Alfredo Hubalde also known as Freddie Hubalde, is a retired Filipino professional basketball player in the PBA. Hubalde played college ball for the Mapüa Institute of Technology, before eventually moving on to play in the PBA.
Freddie Hubalde started his PBA career with the Crispa Redmanizers, and was part of two Crispa grand slam teams in 1976 and 1983. He was a low key but reliable offensive player who could turn the game around with his deadly shooting both from the perimeter and, in his later years, from three-point range.

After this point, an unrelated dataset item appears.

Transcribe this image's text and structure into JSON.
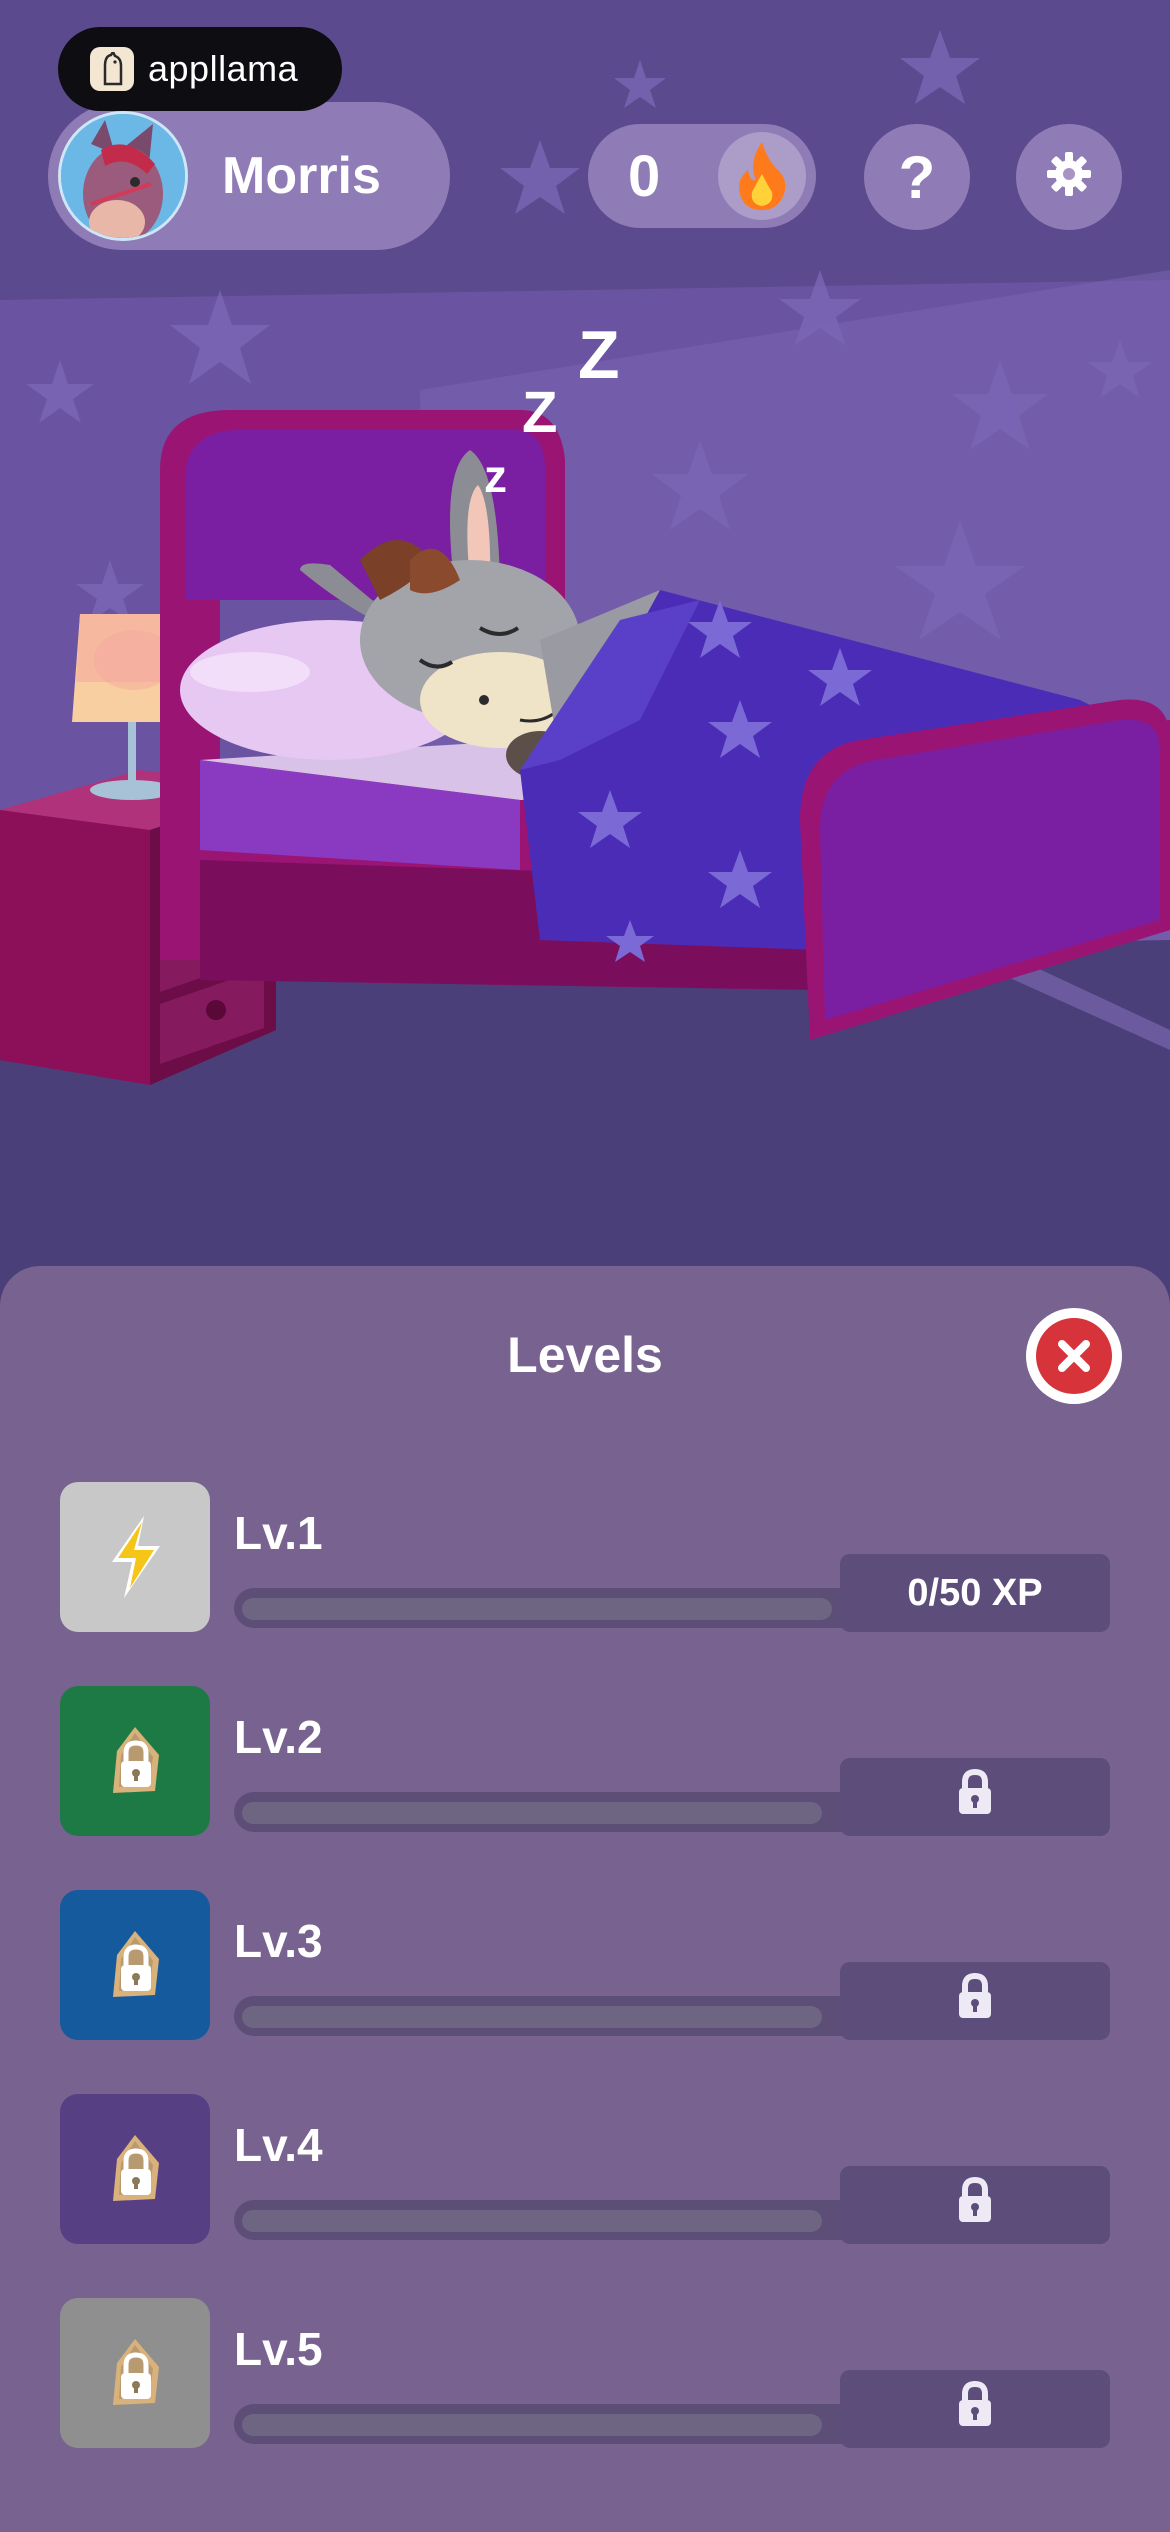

He became famous for his off-the-glass jumpers and tight undergoal stabs (“dukot”). On defense, he utilized his patented “back tap” when stripping the player he is guarding of possession. In 1977, he was the awarded as the league’s season Most Valuable Player.

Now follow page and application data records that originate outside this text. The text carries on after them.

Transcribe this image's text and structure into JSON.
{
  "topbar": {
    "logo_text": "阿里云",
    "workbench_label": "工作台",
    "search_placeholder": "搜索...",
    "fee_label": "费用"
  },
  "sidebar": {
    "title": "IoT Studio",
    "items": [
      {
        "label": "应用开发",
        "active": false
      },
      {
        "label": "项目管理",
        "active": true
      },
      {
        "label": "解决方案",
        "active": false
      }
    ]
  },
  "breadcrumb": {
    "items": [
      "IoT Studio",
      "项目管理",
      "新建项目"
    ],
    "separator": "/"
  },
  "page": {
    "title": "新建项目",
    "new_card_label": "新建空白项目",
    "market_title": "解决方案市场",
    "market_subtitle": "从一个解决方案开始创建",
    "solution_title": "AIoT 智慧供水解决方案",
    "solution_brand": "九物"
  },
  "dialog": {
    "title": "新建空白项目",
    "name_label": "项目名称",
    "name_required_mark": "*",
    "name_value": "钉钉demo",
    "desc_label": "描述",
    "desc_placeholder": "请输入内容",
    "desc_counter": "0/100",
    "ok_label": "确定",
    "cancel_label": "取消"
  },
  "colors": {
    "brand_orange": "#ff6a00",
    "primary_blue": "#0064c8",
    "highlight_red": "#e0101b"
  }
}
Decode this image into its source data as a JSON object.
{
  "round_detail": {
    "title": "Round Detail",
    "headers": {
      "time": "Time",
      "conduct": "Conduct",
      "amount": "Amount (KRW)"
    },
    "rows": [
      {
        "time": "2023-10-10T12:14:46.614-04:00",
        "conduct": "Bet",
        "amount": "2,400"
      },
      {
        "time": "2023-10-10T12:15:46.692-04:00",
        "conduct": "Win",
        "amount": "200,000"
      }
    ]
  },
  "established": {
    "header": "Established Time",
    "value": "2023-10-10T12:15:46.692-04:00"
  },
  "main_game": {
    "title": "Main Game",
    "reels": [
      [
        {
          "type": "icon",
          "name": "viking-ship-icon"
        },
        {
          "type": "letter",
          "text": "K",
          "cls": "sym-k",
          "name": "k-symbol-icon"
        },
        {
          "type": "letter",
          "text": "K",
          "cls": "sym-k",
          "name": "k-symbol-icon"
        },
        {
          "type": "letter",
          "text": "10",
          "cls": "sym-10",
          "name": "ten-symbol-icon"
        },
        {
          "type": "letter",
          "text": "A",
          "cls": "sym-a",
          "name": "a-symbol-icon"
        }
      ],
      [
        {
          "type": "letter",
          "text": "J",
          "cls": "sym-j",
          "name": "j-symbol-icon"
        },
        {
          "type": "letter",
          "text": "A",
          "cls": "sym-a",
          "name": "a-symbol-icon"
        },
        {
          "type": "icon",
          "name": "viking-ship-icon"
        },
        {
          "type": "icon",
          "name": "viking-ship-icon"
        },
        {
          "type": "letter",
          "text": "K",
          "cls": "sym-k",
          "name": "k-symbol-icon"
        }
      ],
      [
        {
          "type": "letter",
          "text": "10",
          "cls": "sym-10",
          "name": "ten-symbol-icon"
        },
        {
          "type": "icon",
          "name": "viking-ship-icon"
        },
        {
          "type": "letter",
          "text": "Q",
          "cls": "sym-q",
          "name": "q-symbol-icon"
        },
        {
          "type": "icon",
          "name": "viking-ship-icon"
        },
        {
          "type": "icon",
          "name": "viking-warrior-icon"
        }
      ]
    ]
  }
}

When Crispa folded at the end of the 1984 season, he and Crispa teammate Abet Guidaben moved to Tanduay and instantly transformed the team into a playoff contender. Before the start of the 1985 Third Conference, Guidaben was traded to Manila Beer in exchange for Ramon Fernandez, thus ushering a bright new era for the team still in search of a championship. In the 1986 Reinforced (First) Conference, Tanduay, now led by himself and Fernandez with supporting casts point guard Willie Generalao, forwards Jayvee Yango and Padim Israel and imports Rob Williams and Andre McKoy, finally won its first ever PBA title. With his steady play and clutch shooting, he led Tanduay to its second title the following conference, capturing the All-Filipino championship at the expense of Robert Jaworski and Ginebra San Miguel. In the title-clinching game, he sank two free throws off a Jaworski foul in the waning seconds to win the game for Tanduay.

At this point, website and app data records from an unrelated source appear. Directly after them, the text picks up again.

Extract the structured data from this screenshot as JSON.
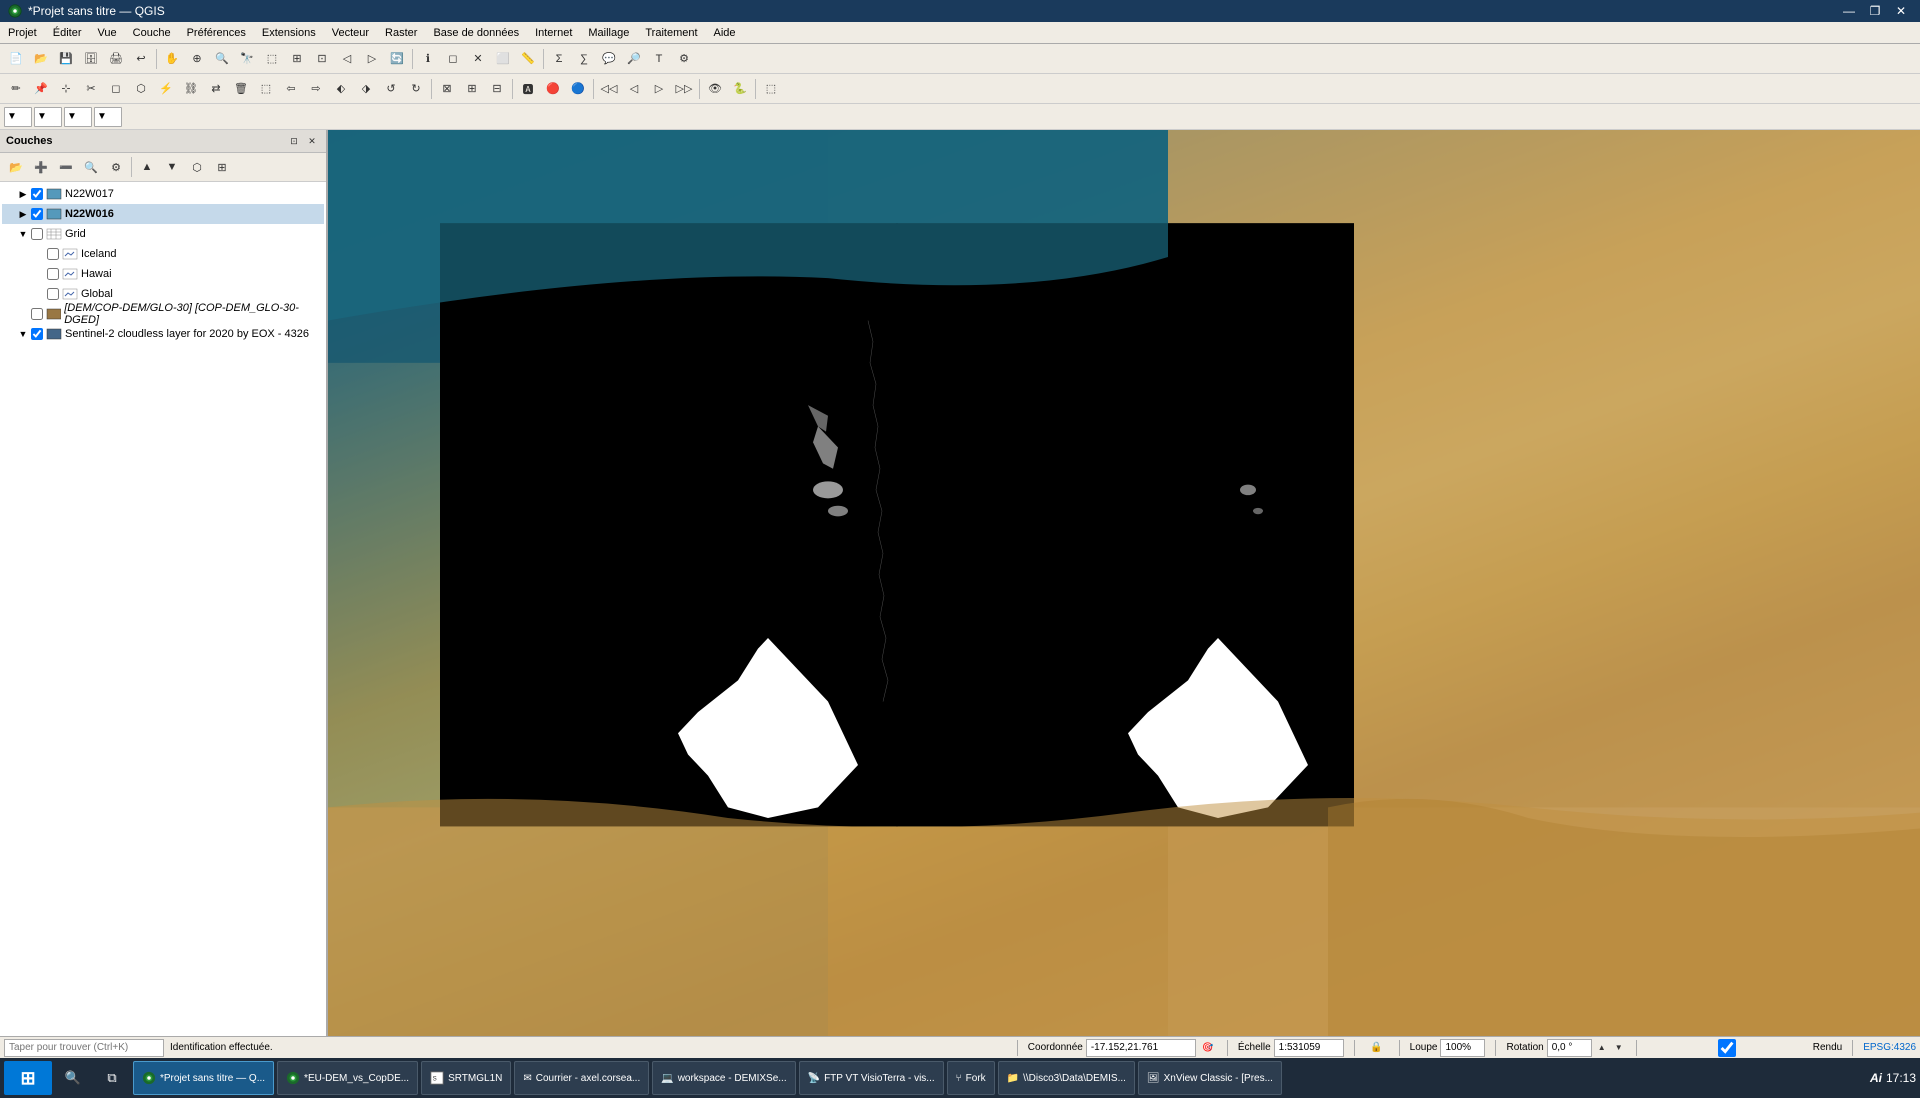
{
  "window": {
    "title": "*Projet sans titre — QGIS"
  },
  "titlebar": {
    "title": "*Projet sans titre — QGIS",
    "minimize": "—",
    "restore": "❐",
    "close": "✕"
  },
  "menubar": {
    "items": [
      "Projet",
      "Éditer",
      "Vue",
      "Couche",
      "Préférences",
      "Extensions",
      "Vecteur",
      "Raster",
      "Base de données",
      "Internet",
      "Maillage",
      "Traitement",
      "Aide"
    ]
  },
  "layers_panel": {
    "title": "Couches",
    "layers": [
      {
        "id": "N22W017",
        "name": "N22W017",
        "indent": 1,
        "checked": true,
        "type": "raster",
        "expanded": false
      },
      {
        "id": "N22W016",
        "name": "N22W016",
        "indent": 1,
        "checked": true,
        "type": "raster",
        "expanded": false,
        "selected": true
      },
      {
        "id": "Grid",
        "name": "Grid",
        "indent": 1,
        "checked": false,
        "type": "vector",
        "expanded": false
      },
      {
        "id": "Iceland",
        "name": "Iceland",
        "indent": 2,
        "checked": false,
        "type": "vector",
        "expanded": false
      },
      {
        "id": "Hawai",
        "name": "Hawai",
        "indent": 2,
        "checked": false,
        "type": "vector",
        "expanded": false
      },
      {
        "id": "Global",
        "name": "Global",
        "indent": 2,
        "checked": false,
        "type": "vector",
        "expanded": false
      },
      {
        "id": "DEM",
        "name": "[DEM/COP-DEM/GLO-30] [COP-DEM_GLO-30-DGED]",
        "indent": 1,
        "checked": false,
        "type": "raster-group",
        "expanded": false
      },
      {
        "id": "Sentinel",
        "name": "Sentinel-2 cloudless layer for 2020 by EOX - 4326",
        "indent": 1,
        "checked": true,
        "type": "raster",
        "expanded": true
      }
    ]
  },
  "statusbar": {
    "search_placeholder": "Taper pour trouver (Ctrl+K)",
    "identification": "Identification effectuée.",
    "coordonnee_label": "Coordonnée",
    "coordonnee_value": "-17.152,21.761",
    "echelle_label": "Échelle",
    "echelle_value": "1:531059",
    "loupe_label": "Loupe",
    "loupe_value": "100%",
    "rotation_label": "Rotation",
    "rotation_value": "0,0 °",
    "rendu_label": "Rendu",
    "epsg_label": "EPSG:4326"
  },
  "taskbar": {
    "items": [
      {
        "id": "start",
        "label": "⊞",
        "type": "start"
      },
      {
        "id": "search",
        "label": "🔍",
        "type": "icon"
      },
      {
        "id": "taskview",
        "label": "⧉",
        "type": "icon"
      },
      {
        "id": "qgis",
        "label": "*Projet sans titre — Q...",
        "active": true
      },
      {
        "id": "eudm",
        "label": "*EU-DEM_vs_CopDE..."
      },
      {
        "id": "srtmgl1n",
        "label": "SRTMGL1N"
      },
      {
        "id": "courrier",
        "label": "Courrier - axel.corsea..."
      },
      {
        "id": "workspace",
        "label": "workspace - DEMIXSe..."
      },
      {
        "id": "ftp1",
        "label": "FTP VT VisioTerra - vis..."
      },
      {
        "id": "fork",
        "label": "Fork"
      },
      {
        "id": "disco3",
        "label": "\\\\Disco3\\Data\\DEMIS..."
      },
      {
        "id": "xnview",
        "label": "XnView Classic - [Pres..."
      }
    ],
    "time": "17:13",
    "ai_label": "Ai"
  }
}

Tanduay would fail in its bid for a grand slam as Ginebra easily won the Open (Third) Conference, thanks to its devastating import combination in Billy Ray Bates and Michael Hackett. The Rhum Makers, however, would bounce back the following year as they dominated the 1987 Open (First) Conference with former Celtic David Thirdkill as import en route to their third championship in the last four conferences. This would be his 16th and last championship (He won 13 with Crispa) in the PBA, making him the second winningest behind Fernandez’s 19.In 2000, he was named a member of the PBA’s 25 Greatest Players.